:: Work task ::
All of the listing, from first line to last, should be output exactly; the pictures stay out.

↓

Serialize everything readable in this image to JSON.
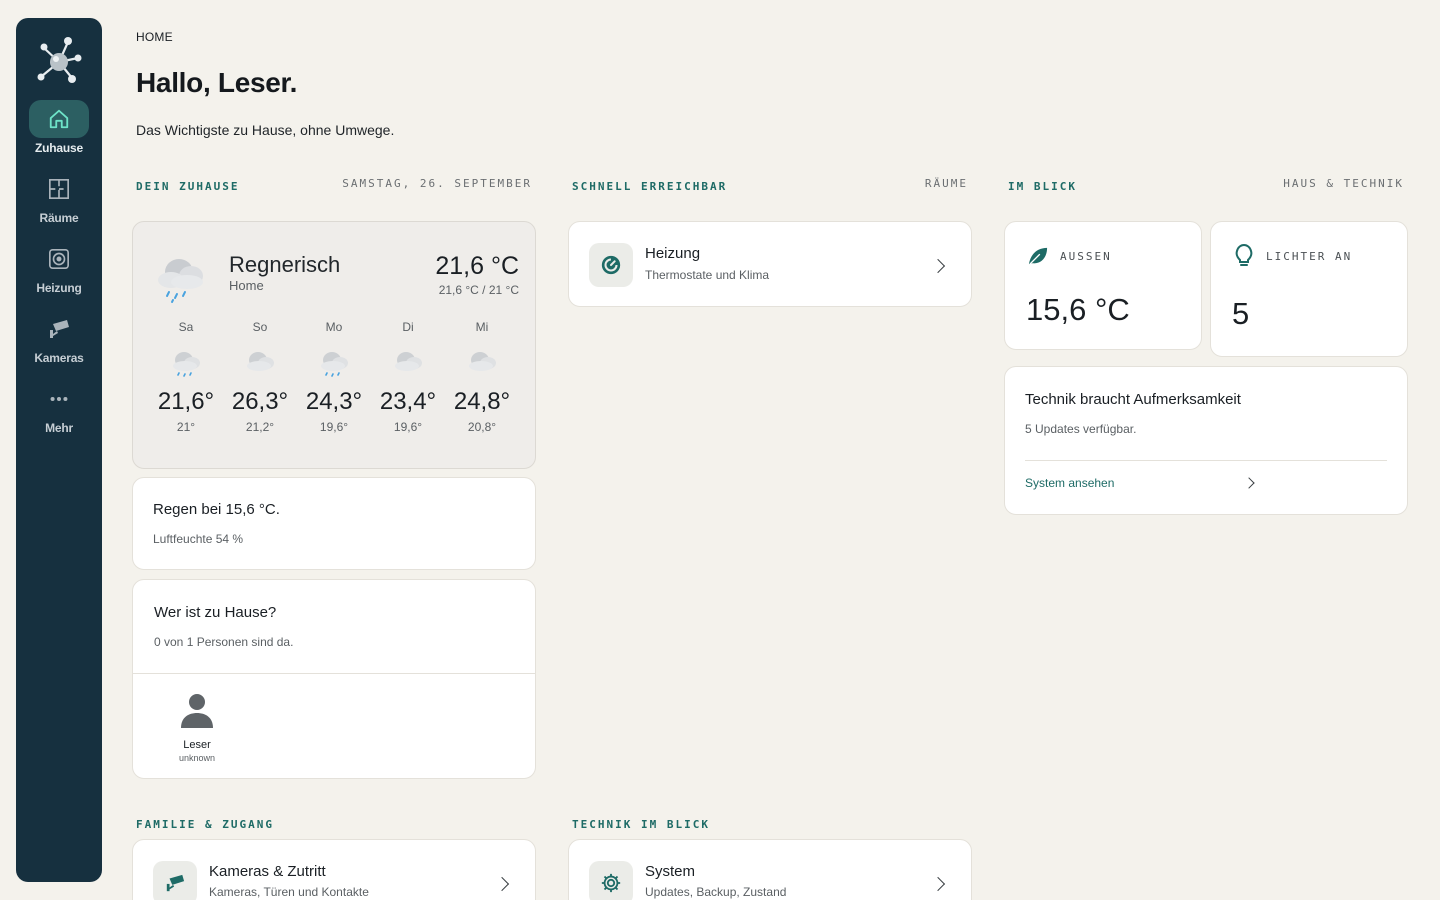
{
  "sidebar": {
    "logo": "network-logo",
    "items": [
      {
        "label": "Zuhause",
        "icon": "home-icon"
      },
      {
        "label": "Räume",
        "icon": "floorplan-icon"
      },
      {
        "label": "Heizung",
        "icon": "heater-icon"
      },
      {
        "label": "Kameras",
        "icon": "cctv-icon"
      },
      {
        "label": "Mehr",
        "icon": "more-icon"
      }
    ]
  },
  "header": {
    "breadcrumb": "HOME",
    "title": "Hallo, Leser.",
    "subtitle": "Das Wichtigste zu Hause, ohne Umwege."
  },
  "sections": {
    "zuhause": {
      "title": "DEIN ZUHAUSE",
      "meta": "SAMSTAG, 26. SEPTEMBER"
    },
    "schnell": {
      "title": "SCHNELL ERREICHBAR",
      "meta": "RÄUME"
    },
    "blick": {
      "title": "IM BLICK",
      "meta": "HAUS & TECHNIK"
    },
    "familie": {
      "title": "FAMILIE & ZUGANG"
    },
    "technik": {
      "title": "TECHNIK IM BLICK"
    }
  },
  "weather": {
    "condition": "Regnerisch",
    "location": "Home",
    "temperature": "21,6 °C",
    "range": "21,6 °C / 21 °C",
    "forecast": [
      {
        "day": "Sa",
        "high": "21,6°",
        "low": "21°",
        "icon": "rain-cloud-icon"
      },
      {
        "day": "So",
        "high": "26,3°",
        "low": "21,2°",
        "icon": "cloud-icon"
      },
      {
        "day": "Mo",
        "high": "24,3°",
        "low": "19,6°",
        "icon": "rain-cloud-icon"
      },
      {
        "day": "Di",
        "high": "23,4°",
        "low": "19,6°",
        "icon": "cloud-icon"
      },
      {
        "day": "Mi",
        "high": "24,8°",
        "low": "20,8°",
        "icon": "cloud-icon"
      }
    ]
  },
  "rain": {
    "title": "Regen bei 15,6 °C.",
    "humidity": "Luftfeuchte 54 %"
  },
  "presence": {
    "title": "Wer ist zu Hause?",
    "summary": "0 von 1 Personen sind da.",
    "persons": [
      {
        "name": "Leser",
        "state": "unknown"
      }
    ]
  },
  "quick": {
    "heizung": {
      "title": "Heizung",
      "sub": "Thermostate und Klima"
    }
  },
  "stats": {
    "aussen": {
      "label": "AUSSEN",
      "value": "15,6 °C"
    },
    "lichter": {
      "label": "LICHTER AN",
      "value": "5"
    }
  },
  "technik_card": {
    "title": "Technik braucht Aufmerksamkeit",
    "sub": "5 Updates verfügbar.",
    "link": "System ansehen"
  },
  "familie_card": {
    "title": "Kameras & Zutritt",
    "sub": "Kameras, Türen und Kontakte"
  },
  "system_card": {
    "title": "System",
    "sub": "Updates, Backup, Zustand"
  },
  "colors": {
    "sidebar": "#16303f",
    "accent": "#1e6b66",
    "background": "#f4f2ec",
    "active_nav": "#2c5f62"
  }
}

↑

:: Result for this task ::
Serialize everything readable in this image to JSON.
{
  "sidebar": {
    "logo": "network-logo",
    "items": [
      {
        "label": "Zuhause",
        "icon": "home-icon"
      },
      {
        "label": "Räume",
        "icon": "floorplan-icon"
      },
      {
        "label": "Heizung",
        "icon": "heater-icon"
      },
      {
        "label": "Kameras",
        "icon": "cctv-icon"
      },
      {
        "label": "Mehr",
        "icon": "more-icon"
      }
    ]
  },
  "header": {
    "breadcrumb": "HOME",
    "title": "Hallo, Leser.",
    "subtitle": "Das Wichtigste zu Hause, ohne Umwege."
  },
  "sections": {
    "zuhause": {
      "title": "DEIN ZUHAUSE",
      "meta": "SAMSTAG, 26. SEPTEMBER"
    },
    "schnell": {
      "title": "SCHNELL ERREICHBAR",
      "meta": "RÄUME"
    },
    "blick": {
      "title": "IM BLICK",
      "meta": "HAUS & TECHNIK"
    },
    "familie": {
      "title": "FAMILIE & ZUGANG"
    },
    "technik": {
      "title": "TECHNIK IM BLICK"
    }
  },
  "weather": {
    "condition": "Regnerisch",
    "location": "Home",
    "temperature": "21,6 °C",
    "range": "21,6 °C / 21 °C",
    "forecast": [
      {
        "day": "Sa",
        "high": "21,6°",
        "low": "21°",
        "icon": "rain-cloud-icon"
      },
      {
        "day": "So",
        "high": "26,3°",
        "low": "21,2°",
        "icon": "cloud-icon"
      },
      {
        "day": "Mo",
        "high": "24,3°",
        "low": "19,6°",
        "icon": "rain-cloud-icon"
      },
      {
        "day": "Di",
        "high": "23,4°",
        "low": "19,6°",
        "icon": "cloud-icon"
      },
      {
        "day": "Mi",
        "high": "24,8°",
        "low": "20,8°",
        "icon": "cloud-icon"
      }
    ]
  },
  "rain": {
    "title": "Regen bei 15,6 °C.",
    "humidity": "Luftfeuchte 54 %"
  },
  "presence": {
    "title": "Wer ist zu Hause?",
    "summary": "0 von 1 Personen sind da.",
    "persons": [
      {
        "name": "Leser",
        "state": "unknown"
      }
    ]
  },
  "quick": {
    "heizung": {
      "title": "Heizung",
      "sub": "Thermostate und Klima"
    }
  },
  "stats": {
    "aussen": {
      "label": "AUSSEN",
      "value": "15,6 °C"
    },
    "lichter": {
      "label": "LICHTER AN",
      "value": "5"
    }
  },
  "technik_card": {
    "title": "Technik braucht Aufmerksamkeit",
    "sub": "5 Updates verfügbar.",
    "link": "System ansehen"
  },
  "familie_card": {
    "title": "Kameras & Zutritt",
    "sub": "Kameras, Türen und Kontakte"
  },
  "system_card": {
    "title": "System",
    "sub": "Updates, Backup, Zustand"
  },
  "colors": {
    "sidebar": "#16303f",
    "accent": "#1e6b66",
    "background": "#f4f2ec",
    "active_nav": "#2c5f62"
  }
}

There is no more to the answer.